PROBLEM TO WORK ON: Using the records below, copy every line that holds the string "time".

Extracted data entries:
· · · · · · ·

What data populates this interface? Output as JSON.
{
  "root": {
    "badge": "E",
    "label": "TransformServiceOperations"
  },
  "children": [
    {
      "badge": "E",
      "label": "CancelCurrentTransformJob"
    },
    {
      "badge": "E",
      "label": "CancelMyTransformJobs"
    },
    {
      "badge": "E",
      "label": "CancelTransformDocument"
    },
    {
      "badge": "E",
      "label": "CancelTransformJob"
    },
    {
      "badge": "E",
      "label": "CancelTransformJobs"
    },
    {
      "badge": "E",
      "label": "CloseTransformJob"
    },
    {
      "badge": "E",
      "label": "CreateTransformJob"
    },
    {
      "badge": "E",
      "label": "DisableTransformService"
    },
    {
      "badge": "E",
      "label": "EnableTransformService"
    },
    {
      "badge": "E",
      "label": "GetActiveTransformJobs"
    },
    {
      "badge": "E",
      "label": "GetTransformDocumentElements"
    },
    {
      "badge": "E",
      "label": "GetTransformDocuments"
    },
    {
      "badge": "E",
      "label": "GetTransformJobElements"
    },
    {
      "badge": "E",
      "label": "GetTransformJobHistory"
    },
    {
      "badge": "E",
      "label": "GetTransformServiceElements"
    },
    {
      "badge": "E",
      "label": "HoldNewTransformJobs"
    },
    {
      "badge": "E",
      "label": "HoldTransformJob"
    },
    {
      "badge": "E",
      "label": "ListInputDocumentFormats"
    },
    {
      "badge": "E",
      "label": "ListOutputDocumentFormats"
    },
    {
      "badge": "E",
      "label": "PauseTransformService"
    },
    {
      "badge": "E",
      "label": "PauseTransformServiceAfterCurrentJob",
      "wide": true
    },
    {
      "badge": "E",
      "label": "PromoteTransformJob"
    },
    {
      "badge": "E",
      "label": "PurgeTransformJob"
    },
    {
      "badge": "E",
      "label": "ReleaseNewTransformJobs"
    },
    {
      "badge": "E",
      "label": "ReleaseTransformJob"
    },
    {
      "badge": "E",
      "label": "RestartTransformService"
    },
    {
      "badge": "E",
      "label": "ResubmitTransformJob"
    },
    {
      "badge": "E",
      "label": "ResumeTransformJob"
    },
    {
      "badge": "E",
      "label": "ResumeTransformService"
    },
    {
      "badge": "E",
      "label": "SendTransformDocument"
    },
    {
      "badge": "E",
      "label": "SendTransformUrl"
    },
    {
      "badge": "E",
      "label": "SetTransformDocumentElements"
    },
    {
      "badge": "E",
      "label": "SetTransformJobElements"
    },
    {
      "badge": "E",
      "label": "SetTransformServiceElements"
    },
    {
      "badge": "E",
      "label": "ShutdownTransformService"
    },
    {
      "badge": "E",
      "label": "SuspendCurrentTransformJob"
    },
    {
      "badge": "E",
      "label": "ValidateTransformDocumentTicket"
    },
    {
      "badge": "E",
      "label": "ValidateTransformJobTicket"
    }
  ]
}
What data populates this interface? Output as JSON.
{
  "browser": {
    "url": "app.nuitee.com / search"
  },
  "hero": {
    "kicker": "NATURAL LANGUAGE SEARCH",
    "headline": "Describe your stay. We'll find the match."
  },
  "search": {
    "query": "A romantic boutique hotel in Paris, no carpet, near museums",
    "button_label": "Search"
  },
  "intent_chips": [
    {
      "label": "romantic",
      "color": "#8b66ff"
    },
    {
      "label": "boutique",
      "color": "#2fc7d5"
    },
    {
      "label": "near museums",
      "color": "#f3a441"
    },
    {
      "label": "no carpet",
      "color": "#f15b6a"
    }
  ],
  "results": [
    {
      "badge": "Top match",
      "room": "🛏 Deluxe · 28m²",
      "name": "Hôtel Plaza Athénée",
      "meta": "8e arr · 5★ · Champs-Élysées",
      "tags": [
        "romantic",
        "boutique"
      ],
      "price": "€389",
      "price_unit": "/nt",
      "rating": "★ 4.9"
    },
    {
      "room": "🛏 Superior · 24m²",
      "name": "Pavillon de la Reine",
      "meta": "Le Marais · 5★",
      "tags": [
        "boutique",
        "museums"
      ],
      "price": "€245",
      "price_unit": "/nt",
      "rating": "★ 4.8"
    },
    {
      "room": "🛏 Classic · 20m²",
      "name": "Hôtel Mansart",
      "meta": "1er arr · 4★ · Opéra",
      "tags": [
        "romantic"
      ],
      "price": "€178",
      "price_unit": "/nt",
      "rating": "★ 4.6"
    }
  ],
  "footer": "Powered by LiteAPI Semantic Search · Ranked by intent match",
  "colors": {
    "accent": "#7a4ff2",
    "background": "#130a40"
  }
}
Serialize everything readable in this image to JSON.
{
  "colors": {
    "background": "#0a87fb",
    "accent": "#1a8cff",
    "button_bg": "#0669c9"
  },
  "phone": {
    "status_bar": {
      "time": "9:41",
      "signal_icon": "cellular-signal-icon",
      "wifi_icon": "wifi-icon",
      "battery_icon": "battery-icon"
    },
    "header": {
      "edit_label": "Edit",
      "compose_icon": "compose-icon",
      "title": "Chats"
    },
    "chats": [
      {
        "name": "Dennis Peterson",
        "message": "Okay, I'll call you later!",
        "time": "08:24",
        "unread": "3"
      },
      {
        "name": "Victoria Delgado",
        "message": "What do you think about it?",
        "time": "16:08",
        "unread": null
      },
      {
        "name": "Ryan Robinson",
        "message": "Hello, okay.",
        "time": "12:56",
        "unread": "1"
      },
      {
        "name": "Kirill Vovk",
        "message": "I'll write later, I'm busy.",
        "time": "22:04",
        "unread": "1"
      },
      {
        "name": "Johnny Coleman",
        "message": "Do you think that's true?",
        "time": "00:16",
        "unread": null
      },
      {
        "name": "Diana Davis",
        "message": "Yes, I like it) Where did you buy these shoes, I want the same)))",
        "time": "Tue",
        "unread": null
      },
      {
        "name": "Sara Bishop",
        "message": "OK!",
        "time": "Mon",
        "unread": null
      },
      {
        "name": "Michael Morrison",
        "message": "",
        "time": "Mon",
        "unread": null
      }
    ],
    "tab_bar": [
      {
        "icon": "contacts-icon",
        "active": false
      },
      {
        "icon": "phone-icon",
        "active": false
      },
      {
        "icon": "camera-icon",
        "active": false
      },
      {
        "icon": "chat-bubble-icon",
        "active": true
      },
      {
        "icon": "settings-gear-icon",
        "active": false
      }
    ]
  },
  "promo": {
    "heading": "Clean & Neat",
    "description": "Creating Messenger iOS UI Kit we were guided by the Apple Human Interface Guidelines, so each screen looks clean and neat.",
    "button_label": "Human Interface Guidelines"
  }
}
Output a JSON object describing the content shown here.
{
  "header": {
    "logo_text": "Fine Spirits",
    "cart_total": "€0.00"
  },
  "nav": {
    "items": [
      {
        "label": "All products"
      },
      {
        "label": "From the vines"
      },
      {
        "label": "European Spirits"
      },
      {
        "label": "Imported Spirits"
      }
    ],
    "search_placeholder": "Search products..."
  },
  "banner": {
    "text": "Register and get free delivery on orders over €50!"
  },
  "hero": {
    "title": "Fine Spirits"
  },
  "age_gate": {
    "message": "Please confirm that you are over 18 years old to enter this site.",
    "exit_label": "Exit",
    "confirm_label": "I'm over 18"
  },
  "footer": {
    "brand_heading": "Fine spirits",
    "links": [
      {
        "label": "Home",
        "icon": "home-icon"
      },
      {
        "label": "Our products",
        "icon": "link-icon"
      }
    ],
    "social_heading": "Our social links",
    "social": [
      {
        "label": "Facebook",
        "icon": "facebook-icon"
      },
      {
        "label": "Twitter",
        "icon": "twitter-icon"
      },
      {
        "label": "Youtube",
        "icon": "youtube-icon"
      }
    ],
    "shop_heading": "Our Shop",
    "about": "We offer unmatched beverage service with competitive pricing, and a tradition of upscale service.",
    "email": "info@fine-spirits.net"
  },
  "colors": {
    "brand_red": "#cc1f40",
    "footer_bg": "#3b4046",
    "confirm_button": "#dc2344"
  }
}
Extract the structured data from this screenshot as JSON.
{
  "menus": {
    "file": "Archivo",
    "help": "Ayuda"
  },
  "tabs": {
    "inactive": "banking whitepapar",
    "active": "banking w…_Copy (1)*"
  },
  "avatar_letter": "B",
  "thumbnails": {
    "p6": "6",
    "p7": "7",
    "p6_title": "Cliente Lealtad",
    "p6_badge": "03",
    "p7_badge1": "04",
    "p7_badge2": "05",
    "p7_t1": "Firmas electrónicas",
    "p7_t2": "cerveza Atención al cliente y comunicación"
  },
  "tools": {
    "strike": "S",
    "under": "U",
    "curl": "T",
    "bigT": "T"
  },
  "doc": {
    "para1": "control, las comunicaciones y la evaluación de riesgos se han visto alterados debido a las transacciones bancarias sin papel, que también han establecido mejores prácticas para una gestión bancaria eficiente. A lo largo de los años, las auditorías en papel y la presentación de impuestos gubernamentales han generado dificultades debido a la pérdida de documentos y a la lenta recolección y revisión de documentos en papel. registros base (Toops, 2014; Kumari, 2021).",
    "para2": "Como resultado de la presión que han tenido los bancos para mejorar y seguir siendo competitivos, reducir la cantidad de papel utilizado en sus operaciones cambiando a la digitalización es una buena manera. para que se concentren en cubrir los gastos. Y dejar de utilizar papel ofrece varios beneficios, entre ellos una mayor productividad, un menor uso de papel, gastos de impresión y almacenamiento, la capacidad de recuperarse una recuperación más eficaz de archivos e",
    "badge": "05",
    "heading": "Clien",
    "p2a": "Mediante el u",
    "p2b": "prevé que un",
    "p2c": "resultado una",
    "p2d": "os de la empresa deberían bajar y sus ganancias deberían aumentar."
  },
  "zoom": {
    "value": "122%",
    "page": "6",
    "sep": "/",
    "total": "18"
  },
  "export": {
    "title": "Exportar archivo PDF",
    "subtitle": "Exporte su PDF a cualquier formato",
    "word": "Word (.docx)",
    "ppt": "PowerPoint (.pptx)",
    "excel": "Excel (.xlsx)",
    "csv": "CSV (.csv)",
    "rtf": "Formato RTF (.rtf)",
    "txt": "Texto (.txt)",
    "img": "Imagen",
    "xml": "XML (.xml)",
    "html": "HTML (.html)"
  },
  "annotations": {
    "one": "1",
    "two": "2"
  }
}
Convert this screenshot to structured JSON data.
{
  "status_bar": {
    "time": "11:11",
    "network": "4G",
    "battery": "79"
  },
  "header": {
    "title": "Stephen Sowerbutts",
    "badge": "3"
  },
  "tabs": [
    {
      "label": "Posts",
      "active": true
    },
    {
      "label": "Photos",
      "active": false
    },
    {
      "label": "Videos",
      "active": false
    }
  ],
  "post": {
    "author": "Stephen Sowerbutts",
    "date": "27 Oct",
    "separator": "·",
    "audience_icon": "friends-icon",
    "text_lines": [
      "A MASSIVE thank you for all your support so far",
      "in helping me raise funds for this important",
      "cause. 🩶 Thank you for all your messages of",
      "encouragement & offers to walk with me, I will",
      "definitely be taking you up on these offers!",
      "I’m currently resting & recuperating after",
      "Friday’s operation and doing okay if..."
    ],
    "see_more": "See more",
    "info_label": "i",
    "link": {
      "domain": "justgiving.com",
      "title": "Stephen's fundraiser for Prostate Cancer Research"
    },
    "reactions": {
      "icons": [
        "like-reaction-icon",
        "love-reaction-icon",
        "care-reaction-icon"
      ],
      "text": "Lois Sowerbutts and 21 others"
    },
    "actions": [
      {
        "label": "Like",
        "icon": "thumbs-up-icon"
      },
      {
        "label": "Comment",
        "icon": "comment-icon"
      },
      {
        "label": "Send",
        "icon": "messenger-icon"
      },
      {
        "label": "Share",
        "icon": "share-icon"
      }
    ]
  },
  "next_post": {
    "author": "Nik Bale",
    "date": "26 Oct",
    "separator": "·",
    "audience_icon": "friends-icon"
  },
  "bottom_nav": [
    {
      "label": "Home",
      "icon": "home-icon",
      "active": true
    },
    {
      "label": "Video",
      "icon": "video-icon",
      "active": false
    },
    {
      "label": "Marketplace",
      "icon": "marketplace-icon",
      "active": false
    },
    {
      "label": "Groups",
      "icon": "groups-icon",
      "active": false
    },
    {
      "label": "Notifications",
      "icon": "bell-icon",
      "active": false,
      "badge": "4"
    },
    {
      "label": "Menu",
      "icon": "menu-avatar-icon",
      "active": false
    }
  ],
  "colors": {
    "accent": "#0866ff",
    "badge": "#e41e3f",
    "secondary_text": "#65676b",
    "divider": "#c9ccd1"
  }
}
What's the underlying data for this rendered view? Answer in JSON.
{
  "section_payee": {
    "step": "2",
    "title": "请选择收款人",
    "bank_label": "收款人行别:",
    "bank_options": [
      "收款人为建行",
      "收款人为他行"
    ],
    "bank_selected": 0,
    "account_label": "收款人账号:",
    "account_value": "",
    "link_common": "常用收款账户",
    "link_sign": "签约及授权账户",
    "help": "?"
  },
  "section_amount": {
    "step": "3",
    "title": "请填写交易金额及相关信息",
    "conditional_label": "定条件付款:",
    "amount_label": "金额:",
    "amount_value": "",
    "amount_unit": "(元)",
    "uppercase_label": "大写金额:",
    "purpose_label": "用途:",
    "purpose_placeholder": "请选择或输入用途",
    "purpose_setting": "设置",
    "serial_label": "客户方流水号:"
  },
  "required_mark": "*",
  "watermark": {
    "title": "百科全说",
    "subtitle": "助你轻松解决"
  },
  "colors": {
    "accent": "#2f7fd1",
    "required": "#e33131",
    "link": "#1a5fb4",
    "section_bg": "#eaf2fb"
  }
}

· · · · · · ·

YOUR SOLUTION:
      "time": "9:41",
        "time": "08:24",
        "time": "16:08",
        "time": "12:56",
        "time": "22:04",
        "time": "00:16",
        "time": "Tue",
        "time": "Mon",
        "time": "Mon",
    "time": "11:11",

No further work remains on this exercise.